■ Your objective ■
Quote each record exactly, please, leaving none out.

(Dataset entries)

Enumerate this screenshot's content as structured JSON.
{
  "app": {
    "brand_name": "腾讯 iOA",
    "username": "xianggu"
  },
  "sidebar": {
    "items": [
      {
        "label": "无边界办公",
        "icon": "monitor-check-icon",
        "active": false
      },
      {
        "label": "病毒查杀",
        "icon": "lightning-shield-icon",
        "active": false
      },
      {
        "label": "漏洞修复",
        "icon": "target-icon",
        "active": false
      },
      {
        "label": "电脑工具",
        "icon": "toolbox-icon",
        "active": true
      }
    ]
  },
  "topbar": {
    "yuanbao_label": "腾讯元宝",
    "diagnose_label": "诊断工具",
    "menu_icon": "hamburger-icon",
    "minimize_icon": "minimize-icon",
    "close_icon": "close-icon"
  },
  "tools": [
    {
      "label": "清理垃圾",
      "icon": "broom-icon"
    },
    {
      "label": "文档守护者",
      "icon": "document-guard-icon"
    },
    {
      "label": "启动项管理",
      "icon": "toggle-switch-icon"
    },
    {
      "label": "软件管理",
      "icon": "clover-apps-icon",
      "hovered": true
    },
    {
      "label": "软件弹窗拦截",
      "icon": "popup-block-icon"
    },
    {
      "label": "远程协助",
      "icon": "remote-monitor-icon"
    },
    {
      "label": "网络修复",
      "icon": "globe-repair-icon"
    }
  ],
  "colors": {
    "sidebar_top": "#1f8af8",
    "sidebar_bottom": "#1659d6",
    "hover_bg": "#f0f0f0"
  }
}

■ The answer ■
Enumerate this screenshot's content as structured JSON.
{
  "app": {
    "brand_name": "腾讯 iOA",
    "username": "xianggu"
  },
  "sidebar": {
    "items": [
      {
        "label": "无边界办公",
        "icon": "monitor-check-icon",
        "active": false
      },
      {
        "label": "病毒查杀",
        "icon": "lightning-shield-icon",
        "active": false
      },
      {
        "label": "漏洞修复",
        "icon": "target-icon",
        "active": false
      },
      {
        "label": "电脑工具",
        "icon": "toolbox-icon",
        "active": true
      }
    ]
  },
  "topbar": {
    "yuanbao_label": "腾讯元宝",
    "diagnose_label": "诊断工具",
    "menu_icon": "hamburger-icon",
    "minimize_icon": "minimize-icon",
    "close_icon": "close-icon"
  },
  "tools": [
    {
      "label": "清理垃圾",
      "icon": "broom-icon"
    },
    {
      "label": "文档守护者",
      "icon": "document-guard-icon"
    },
    {
      "label": "启动项管理",
      "icon": "toggle-switch-icon"
    },
    {
      "label": "软件管理",
      "icon": "clover-apps-icon",
      "hovered": true
    },
    {
      "label": "软件弹窗拦截",
      "icon": "popup-block-icon"
    },
    {
      "label": "远程协助",
      "icon": "remote-monitor-icon"
    },
    {
      "label": "网络修复",
      "icon": "globe-repair-icon"
    }
  ],
  "colors": {
    "sidebar_top": "#1f8af8",
    "sidebar_bottom": "#1659d6",
    "hover_bg": "#f0f0f0"
  }
}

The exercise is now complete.